On March 11, 2011, a magnitude (M) 9.0 earthquake occurred approximately 130 km off the east coast of Japan. The earthquake, known as the Tohoku event, was the fourth-largest recorded since the advent of modern seismometry more than 100 years ago. The energy release was equivalent to an M 9.4 event including the subsequent faulting in the following 25 minutes. Along with severe shaking of the island nation, the earthquake triggered a tsunami affecting the entire Pacific Rim. The northeast coast of Japan, the region closest to the epicenter and facing the tsunami propagation direction, suffered the most devastating effects with a wall of water exceeding a height of 10 m in places. In areas of subdued topography, the tsunami raced several kilometers inland before receding, as evidenced by the moderate resolution imaging spec troradiome ter (MODIS) satellite images (Williams, 2011, from http://itworld.com/business).
The impact of the tsunami is readily apparent from the extent of deposited silts and sands that reached several kilometers inland, over almost all the populated regions in the images. Standing water and extensive sediments are seen throughout both cities in the bottom image. Many hundreds of aftershocks, ranging into the mid 7s in magnitude, have occurred and will continue to occur over the better part of the coming year, underscoring the instability of the situation. The purpose of this article is to provide an overview of the spectrum of the natural disaster and its environmental health impact to the human population (White, 2011, from http://www.constructionweekonline.com).
As the Earth is a dynamic planet, the health and well-being of human society have always been susceptible to impacts from natural events. Earthquakes in particular have a long history of significantly impacting societies through direct effects of building collapse and infrastructure damage due to ground shaking and subsequent disasters such as fires and tsunamis. Earthquakes occur wherever stresses build up in the Earth's crust beyond its elastic breaking point. Stresses build relatively quickly at tectonic boundaries where two or more plates come in contact with one another(Shults & Faw, 2008, pp. 103-118).
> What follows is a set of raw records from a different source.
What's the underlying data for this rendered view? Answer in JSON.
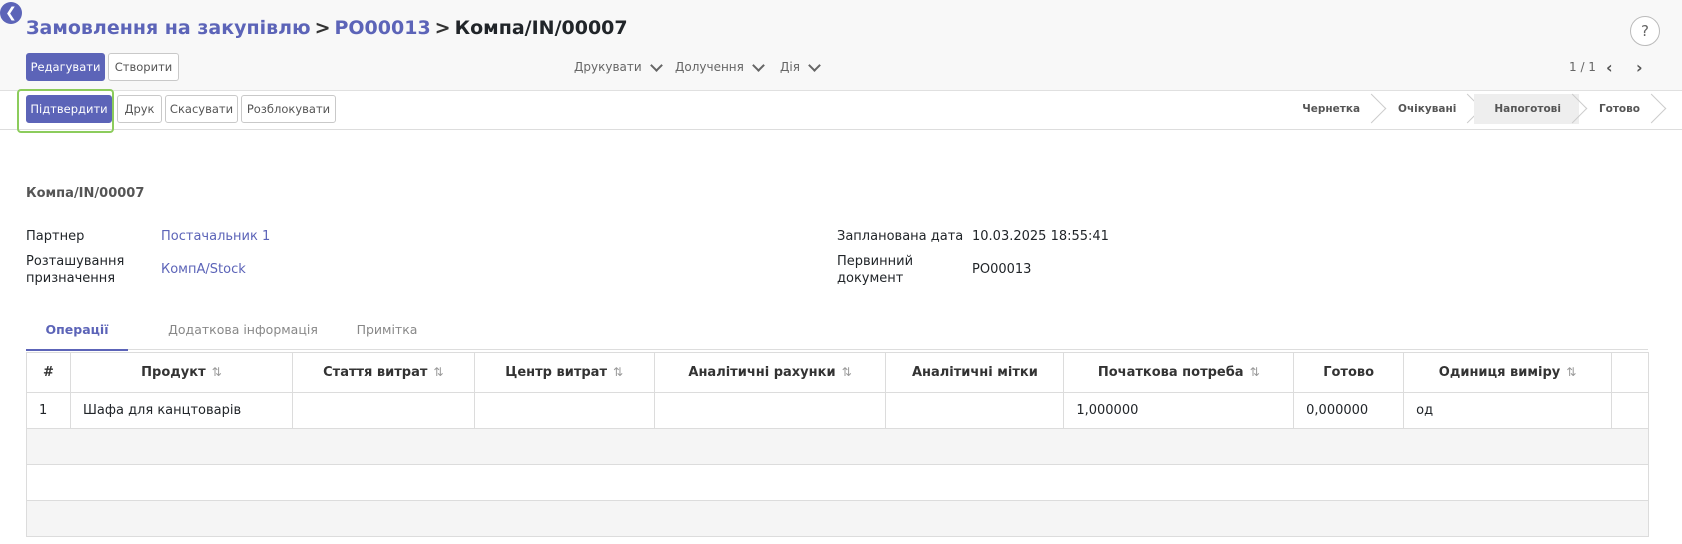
{
  "breadcrumb": {
    "root": "Замовлення на закупівлю",
    "po": "PO00013",
    "current": "Компа/IN/00007"
  },
  "help": {
    "label": "?"
  },
  "toolbar": {
    "edit": "Редагувати",
    "create": "Створити",
    "print_menu": "Друкувати",
    "attach_menu": "Долучення",
    "action_menu": "Дія",
    "pager": "1 / 1"
  },
  "statusbar": {
    "confirm": "Підтвердити",
    "print": "Друк",
    "cancel": "Скасувати",
    "unlock": "Розблокувати",
    "stages": [
      "Чернетка",
      "Очікувані",
      "Напоготові",
      "Готово"
    ]
  },
  "form": {
    "name": "Компа/IN/00007",
    "partner_label": "Партнер",
    "partner_value": "Постачальник 1",
    "dest_label_1": "Розташування",
    "dest_label_2": "призначення",
    "dest_value": "КомпА/Stock",
    "date_label": "Запланована дата",
    "date_value": "10.03.2025 18:55:41",
    "origin_label_1": "Первинний",
    "origin_label_2": "документ",
    "origin_value": "PO00013"
  },
  "tabs": [
    "Операції",
    "Додаткова інформація",
    "Примітка"
  ],
  "table": {
    "headers": [
      "#",
      "Продукт",
      "Стаття витрат",
      "Центр витрат",
      "Аналітичні рахунки",
      "Аналітичні мітки",
      "Початкова потреба",
      "Готово",
      "Одиниця виміру"
    ],
    "rows": [
      [
        "1",
        "Шафа для канцтоварів",
        "",
        "",
        "",
        "",
        "1,000000",
        "0,000000",
        "од"
      ]
    ]
  }
}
Geological Setting of Earthquake and Tsunami
The country of Japan sits at the junction of several converging tectonic plates. Notably, the Pacific plate subducts are pushed below northern Honshu along the Japan Trench at a rate of 93 mm/yr., while the Philippine plate subducts beneath southern Honshu along the Nankai trough at a rate of 58 mm/yr. As the plates subduct they tend to lock with the overriding plate, thereby building up tectonic strain. When the strain becomes larger than the strength of the locked fault surface, the fault causes an earthquake. The magnitude of the event depends on both the area of the strain and the amount of slip along the interface. The M 9.0 Tohoku event occurred along the Pacific plate. The fault rupture area was nearly 400 km long and 150 km wide with slip as great as 32 m. A portion of the northeastern Honshu permanently shifted more than 4 m eastward and dropped three-quarters of a meter downwards (Vijayan, 2011, from http: //www.computerworld.com).
The Tohoku earthquake was felt around the world, and three traces of a seismogram recorded at Southern Illinois University in Carb ondale, Illinois, show ground movement in three perpendicular directions. Four distinct arrivals can be observed: Direct P and S along ...